After a stint interning for “Uncle Teddy” — a.k.a. Senator Edward Kennedy — in Massachusetts and Washington DC, she pretty much rejected the political life that consumed many of her family members in the past for a different kind of public service.

In fact, with two other early-twenty-something household family names — Consuelo Vanderbilt Costin and Sarah Delano Roosevelt — Kick has formed “Legacy Associates,” an endorsement and philanthropic group of three young ladies from America’s iconic families who donate to their favorite charities through consumer licensing and branding.

“I’m going to give you my version of how Legacy works. Basically, we are a not-for-profit, and all of our proceeds in terms what I make — as well as Sarah and Consuelo — go to the charities we want to benefit. For instance, we’re in the process of signing a contract with a clothing manufacturer, and through Legacy, they still get their full price and we will have generated a donation to Ovarian Cancer (Legacy’s official charity) as well as, in my case, the Waterkeeper Alliance and the Riverkeeper. We’ve only been at it for a month or so, that’s why I was so initially intrigued by it — it’s so unique. It’s a very interesting idea, and I think it will be very attractive to clothing manufactures. It gives them a competitive edge. It seems like so many companies have taken a philanthropic approach to their work, so in the end, everybody wins.” Busy girl.

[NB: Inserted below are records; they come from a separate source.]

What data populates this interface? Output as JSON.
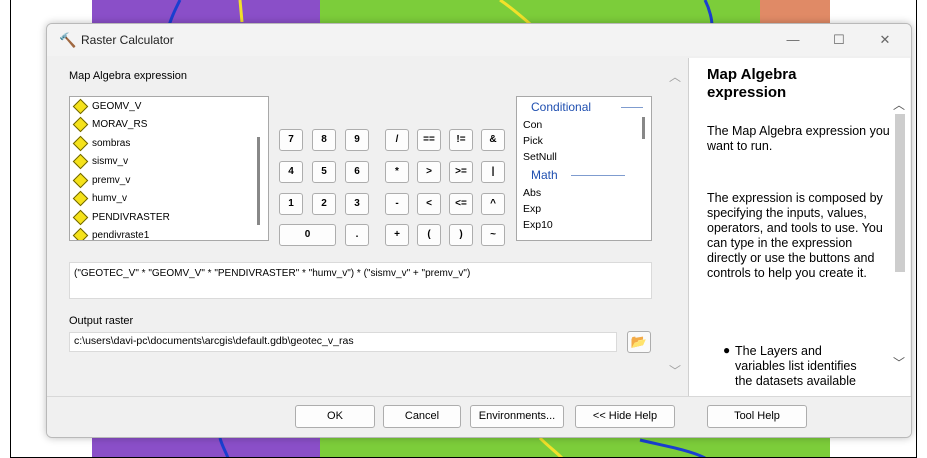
{
  "window": {
    "title": "Raster Calculator",
    "minimize": "—",
    "maximize": "☐",
    "close": "✕"
  },
  "map_algebra": {
    "label": "Map Algebra expression",
    "layers": [
      "GEOMV_V",
      "MORAV_RS",
      "sombras",
      "sismv_v",
      "premv_v",
      "humv_v",
      "PENDIVRASTER",
      "pendivraste1"
    ],
    "buttons": [
      [
        "7",
        "8",
        "9",
        "/",
        "==",
        "!=",
        "&"
      ],
      [
        "4",
        "5",
        "6",
        "*",
        ">",
        ">=",
        "|"
      ],
      [
        "1",
        "2",
        "3",
        "-",
        "<",
        "<=",
        "^"
      ],
      [
        "0",
        ".",
        "+",
        "(",
        ")",
        "~"
      ]
    ],
    "tools": {
      "conditional_label": "Conditional",
      "conditional_items": [
        "Con",
        "Pick",
        "SetNull"
      ],
      "math_label": "Math",
      "math_items": [
        "Abs",
        "Exp",
        "Exp10"
      ]
    },
    "expression": "(\"GEOTEC_V\" * \"GEOMV_V\" * \"PENDIVRASTER\" * \"humv_v\") * (\"sismv_v\" + \"premv_v\")"
  },
  "output": {
    "label": "Output raster",
    "value": "c:\\users\\davi-pc\\documents\\arcgis\\default.gdb\\geotec_v_ras"
  },
  "help": {
    "title": "Map Algebra expression",
    "p1": "The Map Algebra expression you want to run.",
    "p2": "The expression is composed by specifying the inputs, values, operators, and tools to use. You can type in the expression directly or use the buttons and controls to help you create it.",
    "bullet": "The Layers and variables list identifies the datasets available"
  },
  "footer": {
    "ok": "OK",
    "cancel": "Cancel",
    "environments": "Environments...",
    "hide_help": "<< Hide Help",
    "tool_help": "Tool Help"
  },
  "colors": {
    "diamond": "#f5e21a",
    "category": "#1f4fb0",
    "map_purple": "#8a4fc8",
    "map_green": "#7ccd3a"
  }
}
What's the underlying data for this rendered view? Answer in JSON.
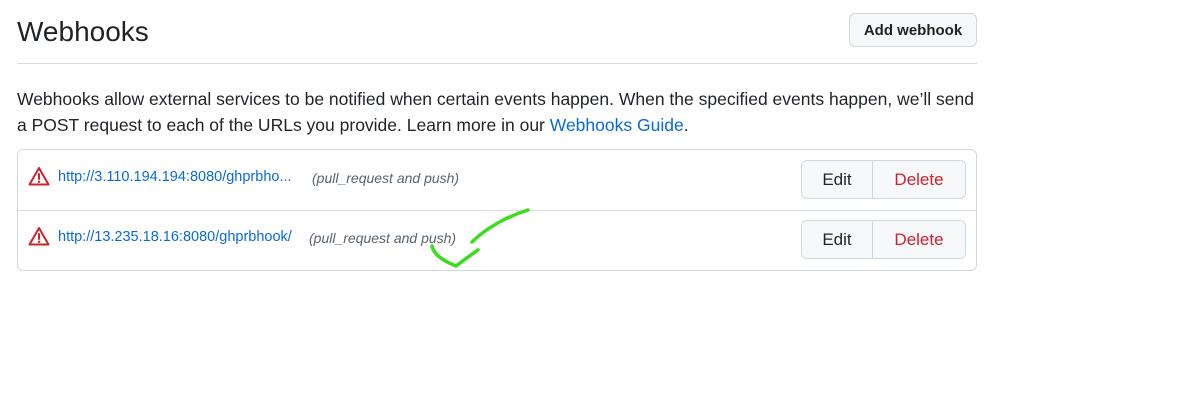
{
  "header": {
    "title": "Webhooks",
    "add_button_label": "Add webhook"
  },
  "description": {
    "text": "Webhooks allow external services to be notified when certain events happen. When the specified events happen, we’ll send a POST request to each of the URLs you provide. Learn more in our ",
    "link_text": "Webhooks Guide",
    "suffix": "."
  },
  "hooks": [
    {
      "url": "http://3.110.194.194:8080/ghprbho...",
      "events": "(pull_request and push)",
      "edit_label": "Edit",
      "delete_label": "Delete"
    },
    {
      "url": "http://13.235.18.16:8080/ghprbhook/",
      "events": "(pull_request and push)",
      "edit_label": "Edit",
      "delete_label": "Delete"
    }
  ],
  "colors": {
    "link": "#0969da",
    "danger": "#cf222e",
    "annotation": "#3ddc1e"
  },
  "icons": {
    "hook_status": "alert-triangle-icon"
  }
}
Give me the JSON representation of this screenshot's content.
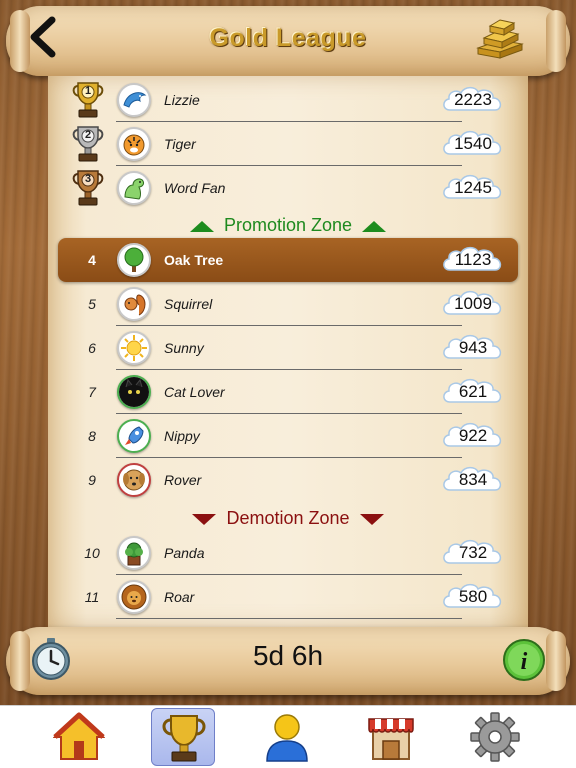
{
  "header": {
    "title": "Gold League",
    "back_icon": "chevron-left-icon",
    "currency_icon": "gold-bars-icon"
  },
  "leaderboard": {
    "top3": [
      {
        "rank": "1",
        "trophy": "gold",
        "name": "Lizzie",
        "score": "2223",
        "avatar": "dolphin"
      },
      {
        "rank": "2",
        "trophy": "silver",
        "name": "Tiger",
        "score": "1540",
        "avatar": "tiger"
      },
      {
        "rank": "3",
        "trophy": "bronze",
        "name": "Word Fan",
        "score": "1245",
        "avatar": "dinosaur"
      }
    ],
    "promotion_label": "Promotion Zone",
    "middle": [
      {
        "rank": "4",
        "name": "Oak Tree",
        "score": "1123",
        "avatar": "tree",
        "highlighted": true
      },
      {
        "rank": "5",
        "name": "Squirrel",
        "score": "1009",
        "avatar": "squirrel"
      },
      {
        "rank": "6",
        "name": "Sunny",
        "score": "943",
        "avatar": "sun"
      },
      {
        "rank": "7",
        "name": "Cat Lover",
        "score": "621",
        "avatar": "cat"
      },
      {
        "rank": "8",
        "name": "Nippy",
        "score": "922",
        "avatar": "rocket"
      },
      {
        "rank": "9",
        "name": "Rover",
        "score": "834",
        "avatar": "dog"
      }
    ],
    "demotion_label": "Demotion Zone",
    "bottom": [
      {
        "rank": "10",
        "name": "Panda",
        "score": "732",
        "avatar": "plant"
      },
      {
        "rank": "11",
        "name": "Roar",
        "score": "580",
        "avatar": "lion"
      }
    ]
  },
  "footer": {
    "time_left": "5d 6h",
    "timer_icon": "stopwatch-icon",
    "info_icon": "info-icon"
  },
  "tabs": [
    {
      "name": "home",
      "icon": "house-icon",
      "active": false
    },
    {
      "name": "leagues",
      "icon": "trophy-icon",
      "active": true
    },
    {
      "name": "profile",
      "icon": "person-icon",
      "active": false
    },
    {
      "name": "shop",
      "icon": "shop-icon",
      "active": false
    },
    {
      "name": "settings",
      "icon": "gear-icon",
      "active": false
    }
  ],
  "colors": {
    "highlight_row": "#8a4c16",
    "promotion": "#1f8a1f",
    "demotion": "#8b1010",
    "title_gold": "#c99a2a"
  }
}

“I got involved with Legacy when I was approached by the Destinos; they thought I could contribute a valuable asset — my name. In terms of the core women involved, Legacy is for people who are looking for strong women with an interest in philanthropy. We have a whole showboat running. The Destinos approached different people for different reasons … getting publicity, building the business plan, and business model for Legacy. Getting the clothing industry involved is just our first project.”

For her roles in both Waterkeeper and Riverkeeper, she is about to receive the Solar One award. “It is an organization that promotes solar energy, especially in New York City,” a subject she knows well: one of her missions through the Waterkeeper Alliance and the Riverkeeper is to provide the cleanest possible drinking water to all New Yorkers. “They are giving me an award on Tuesday at their center on the East River at 23rd Street (and are about to move to other locations, across and up town, to create enough energy to sell back to the City) and they plan to built Solar Two to generate enough power to run itself and other buildings.”

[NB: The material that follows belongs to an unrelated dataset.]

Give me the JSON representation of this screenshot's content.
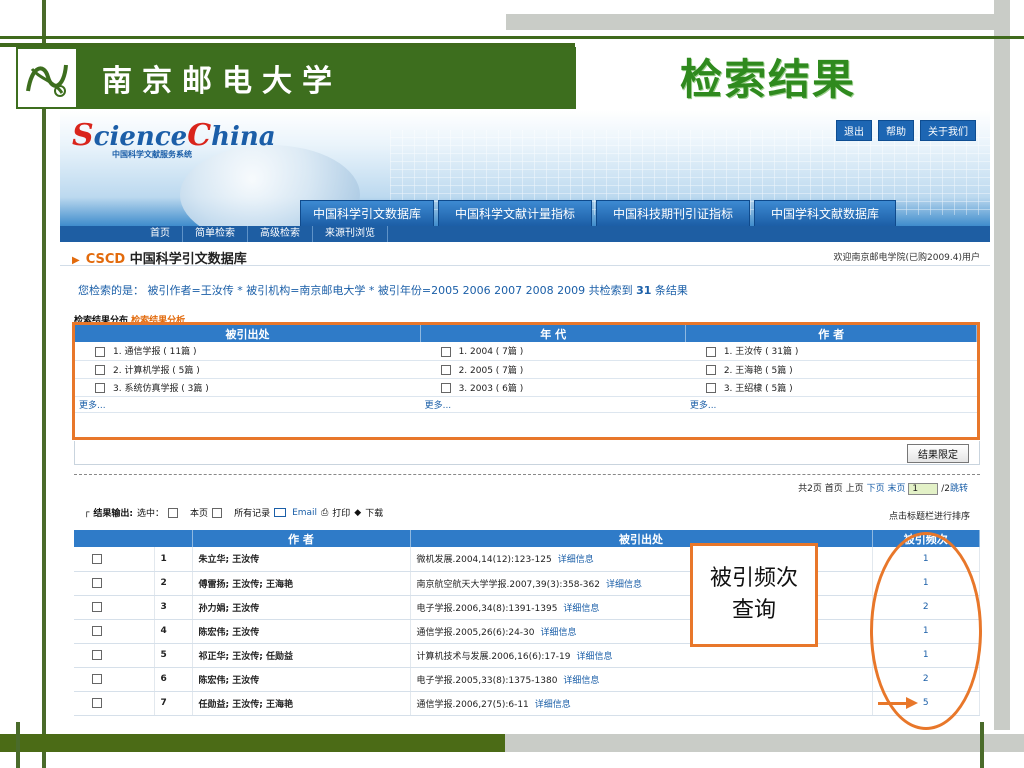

But in the autumn, she slips away from Rolling Stone and Manhattan to return to the West Coast and Stanford for her last year.

“I have a few ideas,” she pauses for the usual nanoquark, “and journalism school is definitely up there.” Just was for her cousin, Maria Shriver. “I’m going to see where this whole Legacy project takes me. My future is up in the air. I have a year left in school, and I would like to continue my education if it’s in the cards for me. The Legacy thing — I think I could tie it all together, especially as we all have to write our own blogs about what’s going on with the charities and the manufacturers.”

Leaving New York is another matter entirely. Shell be missed at McSorley’s. “I think my heart lies with McSorley’s — the oldest bar in New York City, and a fine place. That’s probably where I tend to meet up with my friends — it’s fun over there. But, you know where I really love? Hill Country. It’s the best meat I’ve ever had in my life.” But ladies who lunch take note: “I don’t eat out that much. I eat a lot of hummus. it’s not very good, but it is one of the most nutritious things around — and it gives you a lot of calories without having to cook.” But tonight she’s safe from having to dab another glob. “Tonight, my brother is having a barbeque in Brooklyn!”

New York: Top 5 New Spots for BBQ

imageCarnivores, take your ‘cue …

1. Hill Country Texas’s first palatable export in at least a generation. 2. Wildwood David Rockwell channels Uncle Jessie with urbane/barny digs. 3. bar Q Anita Lo’s creative B(B)Q satisfying fashionable Asiaphiles.

4. Fette Sau Fat pig haven for scruffy yuppies-in-training. 5. Georgia’s Eastside BBQ New mini-roadhouse puts Georgia on our mind.